Definition of chateaubriand in English:

chateaubriand

noun

  • A thick fillet of beef steak.

    • ‘I started with a warm duck and pate salad and followed that with chateaubriand, which was absolutely melt-in-the-mouth.’
    • ‘At the restaurant, you're likely to share chateaubriand and a beer with a 70-year-old farmer.’
    • ‘We ate Chateaubriand on our wedding night in a very posh restaurant.’
    • ‘Dinner was perfection too, by candlelight - chateaubriand for two, with roasted baby carrots and new potatoes, a bottle of Merlot, brought in from France by Zach's dad on his last trip.’
    • ‘Here we're not talking chateaubriand and Kobe steaks, but briskets of beef and hot pastrami sandwiches the size of combat boots.’
    • ‘Then, under a starry sky, we ate chateaubriand at a candlelit table on the lakeside veranda of the hotel, hoping the night would never end.’
    • ‘Interviewing him can be like approaching a hungry bear with a slab of chateaubriand in your pocket: you should expect to get bitten.’
    • ‘‘The innkeeper recommended the chateaubriand very highly,’ he said.’

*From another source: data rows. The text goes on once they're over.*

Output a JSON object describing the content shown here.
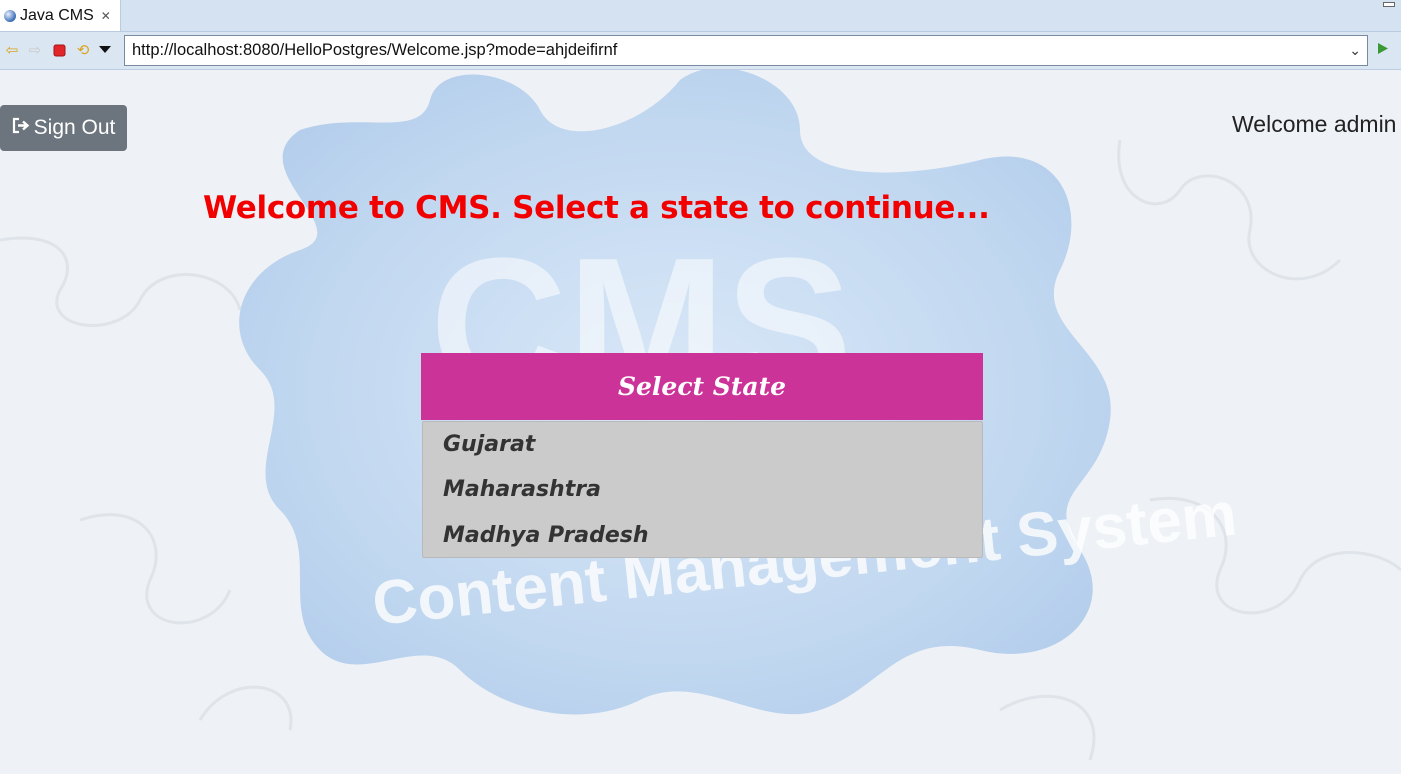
{
  "browser": {
    "tab_title": "Java CMS",
    "url": "http://localhost:8080/HelloPostgres/Welcome.jsp?mode=ahjdeifirnf"
  },
  "page": {
    "signout_label": "Sign Out",
    "welcome_user": "Welcome admin",
    "headline": "Welcome to CMS. Select a state to continue...",
    "state_header": "Select State",
    "states": [
      "Gujarat",
      "Maharashtra",
      "Madhya Pradesh"
    ],
    "background_text": {
      "logo": "CMS",
      "tagline": "Content Management System"
    }
  },
  "colors": {
    "headline": "#f20000",
    "state_header_bg": "#cc3399",
    "state_list_bg": "#cbcbcb",
    "signout_bg": "#6c757d"
  }
}
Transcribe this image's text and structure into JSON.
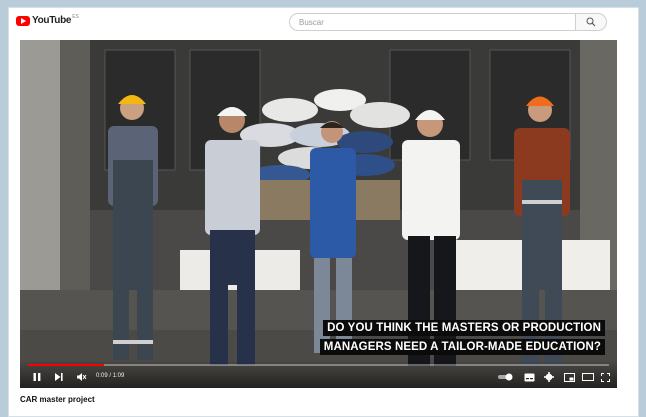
{
  "header": {
    "logo_text": "YouTube",
    "logo_country": "ES",
    "search_placeholder": "Buscar"
  },
  "video": {
    "caption_line1": "DO YOU THINK THE MASTERS OR PRODUCTION",
    "caption_line2": "MANAGERS NEED A TAILOR-MADE EDUCATION?",
    "time_display": "0:09 / 1:09",
    "progress_fraction": 0.13,
    "title": "CAR master project"
  },
  "colors": {
    "brand": "#ff0000",
    "page_background": "#b9ccd9"
  },
  "icons": [
    "youtube-logo-icon",
    "search-icon",
    "pause-icon",
    "next-icon",
    "mute-icon",
    "autoplay-toggle-icon",
    "subtitles-icon",
    "settings-icon",
    "miniplayer-icon",
    "theater-icon",
    "fullscreen-icon"
  ]
}
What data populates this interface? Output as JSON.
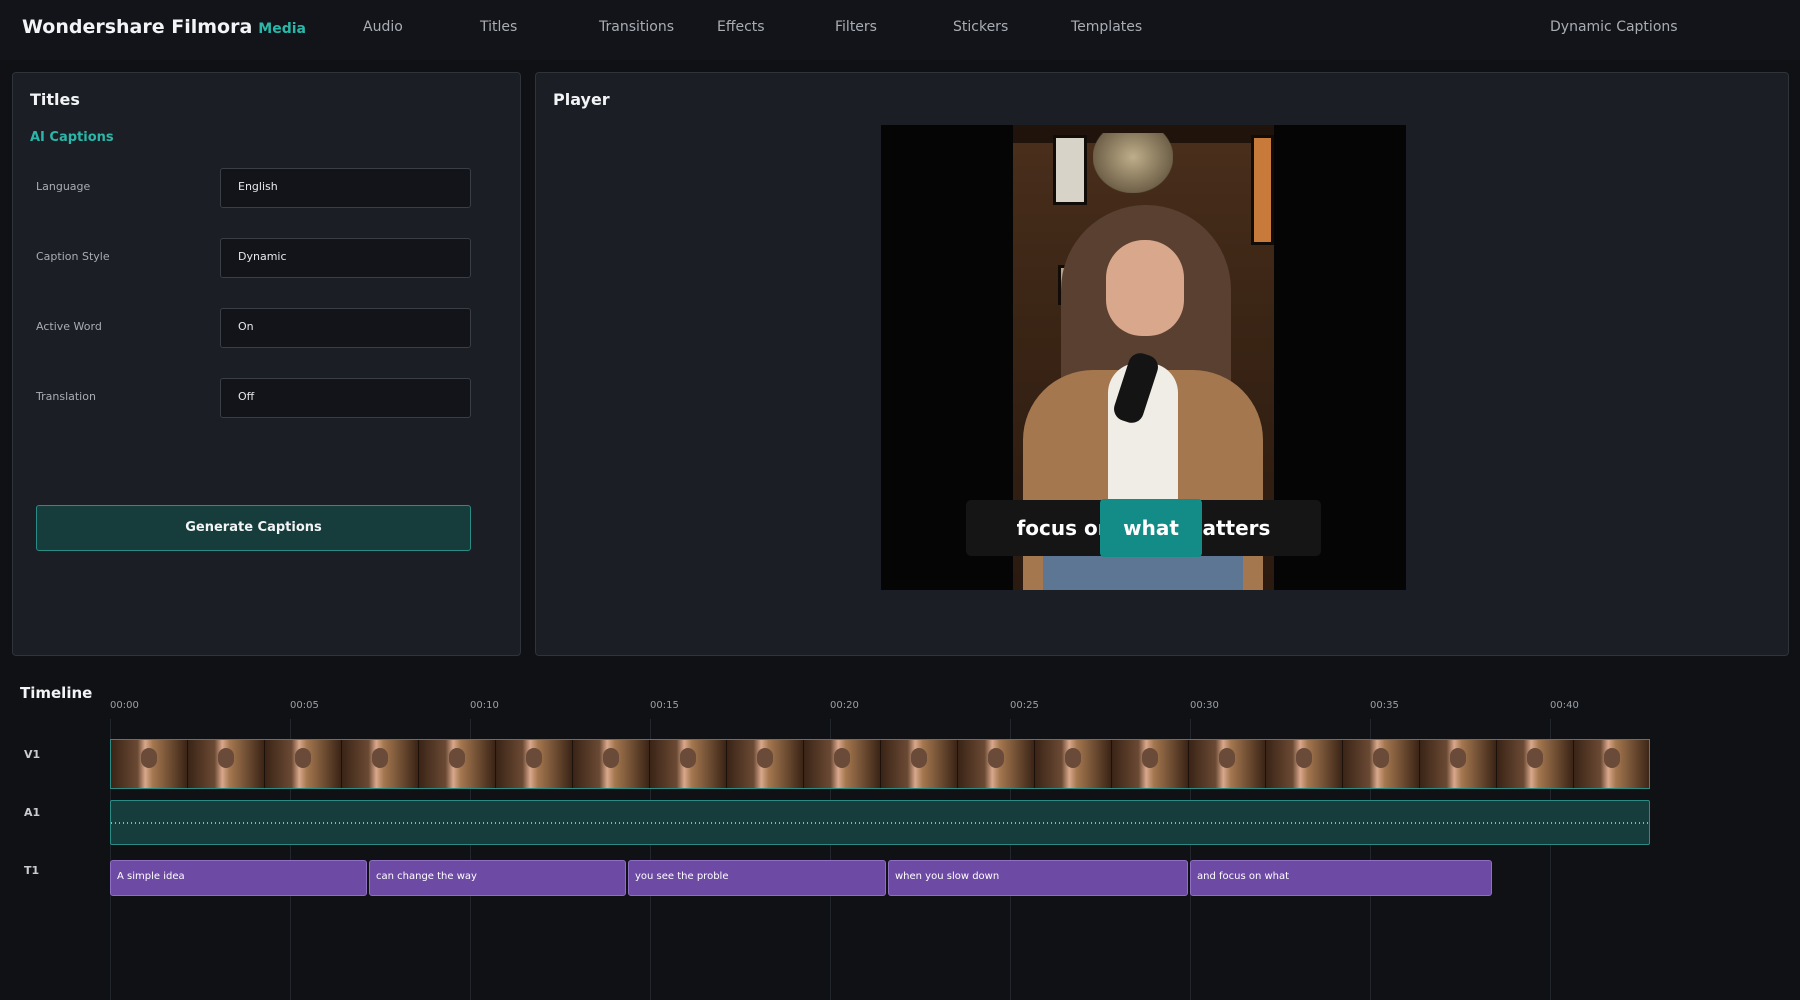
{
  "app": {
    "name": "Wondershare Filmora",
    "section": "Media"
  },
  "nav": {
    "items": [
      "Audio",
      "Titles",
      "Transitions",
      "Effects",
      "Filters",
      "Stickers",
      "Templates"
    ],
    "right_label": "Dynamic Captions"
  },
  "titles_panel": {
    "title": "Titles",
    "section_label": "AI Captions",
    "fields": [
      {
        "label": "Language",
        "value": "English"
      },
      {
        "label": "Caption Style",
        "value": "Dynamic"
      },
      {
        "label": "Active Word",
        "value": "On"
      },
      {
        "label": "Translation",
        "value": "Off"
      }
    ],
    "generate_button": "Generate Captions"
  },
  "player": {
    "title": "Player",
    "caption_line": "focus on what matters",
    "active_word": "what"
  },
  "timeline": {
    "title": "Timeline",
    "ticks": [
      "00:00",
      "00:05",
      "00:10",
      "00:15",
      "00:20",
      "00:25",
      "00:30",
      "00:35",
      "00:40"
    ],
    "tracks": [
      "V1",
      "A1",
      "T1"
    ],
    "caption_clips": [
      "A simple idea",
      "can change the way",
      "you see the proble",
      "when you slow down",
      "and focus on what"
    ]
  },
  "colors": {
    "accent": "#2ab7a9",
    "caption_clip": "#6d4aa3",
    "audio_track": "#163c3b"
  },
  "icons": []
}
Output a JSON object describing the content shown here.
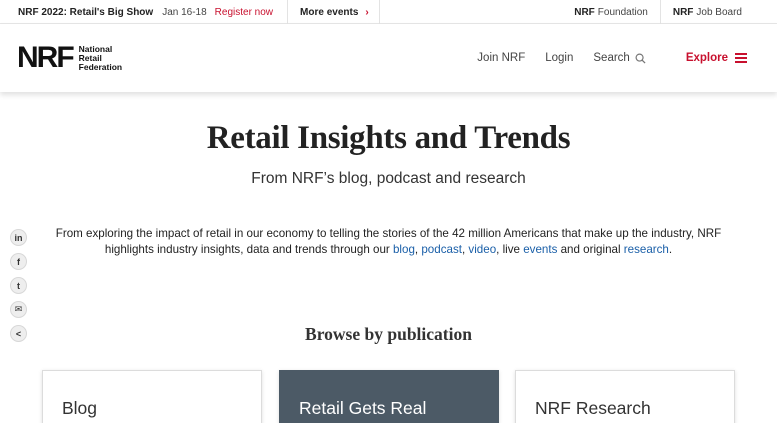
{
  "topbar": {
    "event_name": "NRF 2022: Retail's Big Show",
    "event_date": "Jan 16-18",
    "register": "Register now",
    "more_events": "More events",
    "foundation_bold": "NRF",
    "foundation_text": "Foundation",
    "jobboard_bold": "NRF",
    "jobboard_text": "Job Board"
  },
  "header": {
    "logo_mark": "NRF",
    "logo_line1": "National",
    "logo_line2": "Retail",
    "logo_line3": "Federation",
    "join": "Join NRF",
    "login": "Login",
    "search": "Search",
    "explore": "Explore"
  },
  "hero": {
    "title": "Retail Insights and Trends",
    "subtitle": "From NRF’s blog, podcast and research",
    "intro_part1": "From exploring the impact of retail in our economy to telling the stories of the 42 million Americans that make up the industry, NRF highlights industry insights, data and trends through our ",
    "link_blog": "blog",
    "sep1": ", ",
    "link_podcast": "podcast",
    "sep2": ", ",
    "link_video": "video",
    "sep3": ", live ",
    "link_events": "events",
    "sep4": " and original ",
    "link_research": "research",
    "end": "."
  },
  "share": {
    "linkedin": "in",
    "facebook": "f",
    "twitter": "t",
    "email": "✉",
    "more": "<"
  },
  "browse": {
    "heading": "Browse by publication",
    "cards": [
      {
        "label": "Blog"
      },
      {
        "label": "Retail Gets Real"
      },
      {
        "label": "NRF Research"
      }
    ]
  },
  "colors": {
    "accent": "#c8102e",
    "link": "#1a5fa8",
    "card_dark": "#4c5a66"
  }
}
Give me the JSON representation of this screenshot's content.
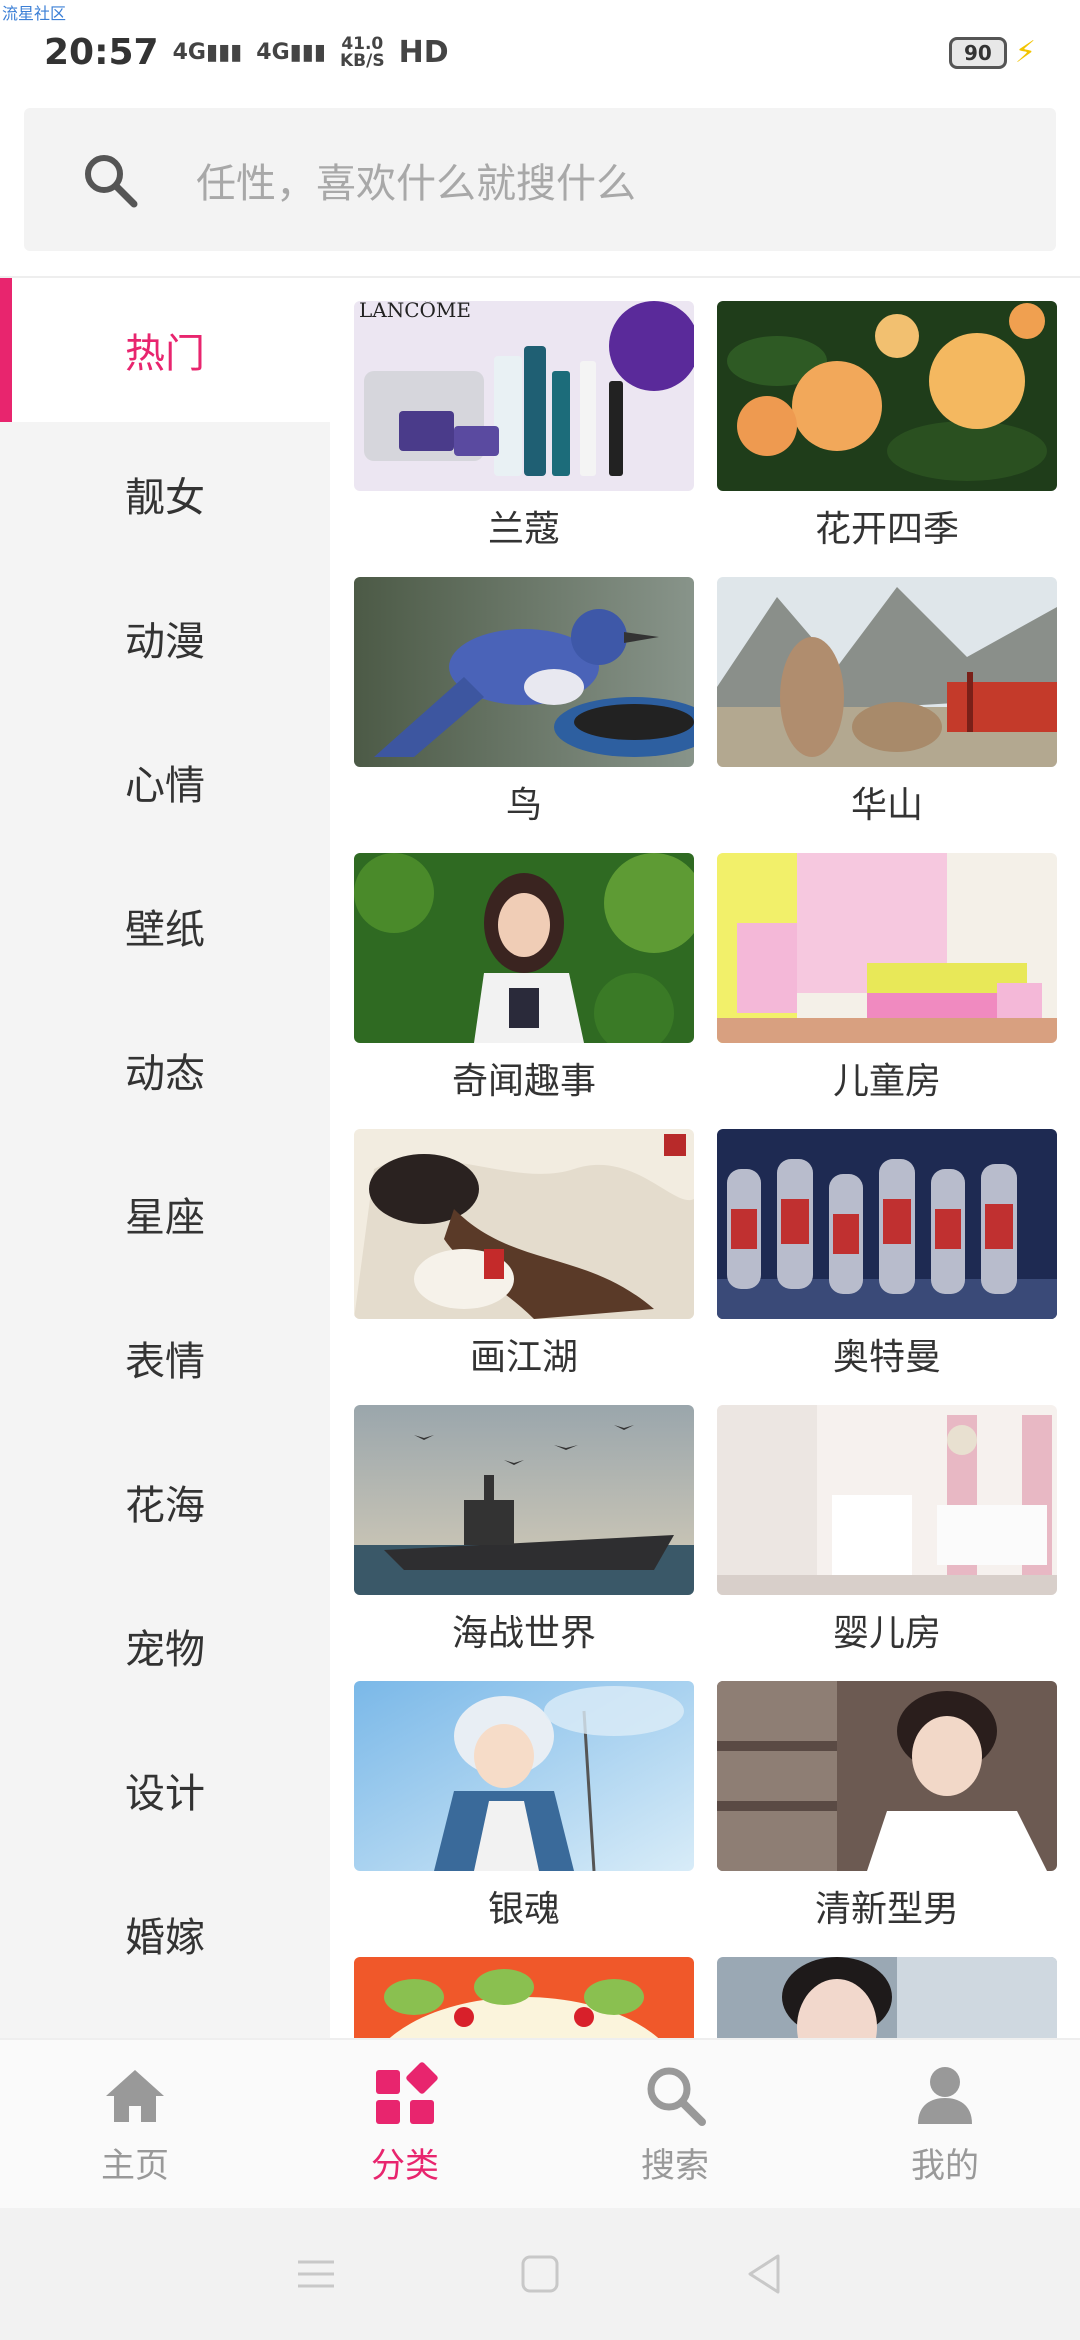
{
  "watermark": "流星社区",
  "status": {
    "time": "20:57",
    "signal1": "4G",
    "signal2": "4G",
    "net_speed_value": "41.0",
    "net_speed_unit": "KB/S",
    "hd": "HD",
    "battery": "90"
  },
  "search": {
    "placeholder": "任性，喜欢什么就搜什么",
    "icon": "search-icon"
  },
  "sidebar": {
    "items": [
      {
        "label": "热门",
        "active": true
      },
      {
        "label": "靓女"
      },
      {
        "label": "动漫"
      },
      {
        "label": "心情"
      },
      {
        "label": "壁纸"
      },
      {
        "label": "动态"
      },
      {
        "label": "星座"
      },
      {
        "label": "表情"
      },
      {
        "label": "花海"
      },
      {
        "label": "宠物"
      },
      {
        "label": "设计"
      },
      {
        "label": "婚嫁"
      }
    ]
  },
  "categories": [
    {
      "label": "兰蔻"
    },
    {
      "label": "花开四季"
    },
    {
      "label": "鸟"
    },
    {
      "label": "华山"
    },
    {
      "label": "奇闻趣事"
    },
    {
      "label": "儿童房"
    },
    {
      "label": "画江湖"
    },
    {
      "label": "奥特曼"
    },
    {
      "label": "海战世界"
    },
    {
      "label": "婴儿房"
    },
    {
      "label": "银魂"
    },
    {
      "label": "清新型男"
    },
    {
      "label": ""
    },
    {
      "label": ""
    }
  ],
  "thumb_text": {
    "lancome": "LANCÔME"
  },
  "bottom_nav": {
    "items": [
      {
        "label": "主页",
        "icon": "home-icon"
      },
      {
        "label": "分类",
        "icon": "category-icon",
        "active": true
      },
      {
        "label": "搜索",
        "icon": "search-icon"
      },
      {
        "label": "我的",
        "icon": "profile-icon"
      }
    ]
  },
  "colors": {
    "accent": "#e8256e",
    "inactive": "#999999"
  }
}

Origin

Late 19th century: named after François-René, Vicomte de Chateaubriand(see Chateaubriand, François-René), whose chef is said to have created the dish.

Pronunciation:

chateaubriand

/ˌʃatəʊˈbriːɒ̃/